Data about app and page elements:
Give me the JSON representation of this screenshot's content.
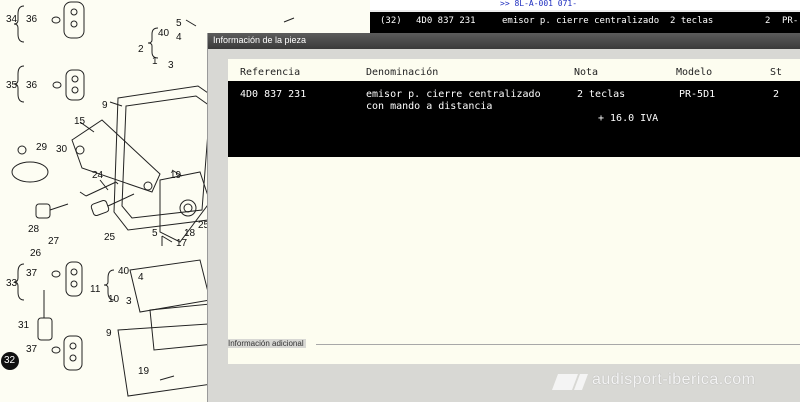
{
  "diagram": {
    "callouts": [
      "34",
      "36",
      "5",
      "4",
      "40",
      "2",
      "1",
      "3",
      "35",
      "36",
      "9",
      "15",
      "29",
      "30",
      "24",
      "28",
      "19",
      "25",
      "27",
      "26",
      "18",
      "17",
      "5",
      "25",
      "33",
      "37",
      "40",
      "4",
      "11",
      "10",
      "3",
      "31",
      "37",
      "9",
      "32",
      "19"
    ]
  },
  "background_list": {
    "ref_hint": ">> 8L-A-001 071-",
    "row": {
      "index": "(32)",
      "reference": "4D0 837 231",
      "description": "emisor p. cierre centralizado",
      "note": "2 teclas",
      "col": "2",
      "model": "PR-"
    }
  },
  "dialog": {
    "title": "Información de la pieza",
    "columns": {
      "reference": "Referencia",
      "description": "Denominación",
      "note": "Nota",
      "model": "Modelo",
      "st": "St"
    },
    "row": {
      "reference": "4D0 837 231",
      "description_line1": "emisor p. cierre centralizado",
      "description_line2": "con mando a distancia",
      "note": "2 teclas",
      "vat": "+ 16.0 IVA",
      "model": "PR-5D1",
      "st": "2"
    },
    "additional_info_label": "Información adicional"
  },
  "watermark": {
    "text": "audisport-iberica.com"
  }
}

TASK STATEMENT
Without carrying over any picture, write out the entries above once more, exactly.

RESPONSE BELOW
Give me the JSON representation of this screenshot's content.
{
  "diagram": {
    "callouts": [
      "34",
      "36",
      "5",
      "4",
      "40",
      "2",
      "1",
      "3",
      "35",
      "36",
      "9",
      "15",
      "29",
      "30",
      "24",
      "28",
      "19",
      "25",
      "27",
      "26",
      "18",
      "17",
      "5",
      "25",
      "33",
      "37",
      "40",
      "4",
      "11",
      "10",
      "3",
      "31",
      "37",
      "9",
      "32",
      "19"
    ]
  },
  "background_list": {
    "ref_hint": ">> 8L-A-001 071-",
    "row": {
      "index": "(32)",
      "reference": "4D0 837 231",
      "description": "emisor p. cierre centralizado",
      "note": "2 teclas",
      "col": "2",
      "model": "PR-"
    }
  },
  "dialog": {
    "title": "Información de la pieza",
    "columns": {
      "reference": "Referencia",
      "description": "Denominación",
      "note": "Nota",
      "model": "Modelo",
      "st": "St"
    },
    "row": {
      "reference": "4D0 837 231",
      "description_line1": "emisor p. cierre centralizado",
      "description_line2": "con mando a distancia",
      "note": "2 teclas",
      "vat": "+ 16.0 IVA",
      "model": "PR-5D1",
      "st": "2"
    },
    "additional_info_label": "Información adicional"
  },
  "watermark": {
    "text": "audisport-iberica.com"
  }
}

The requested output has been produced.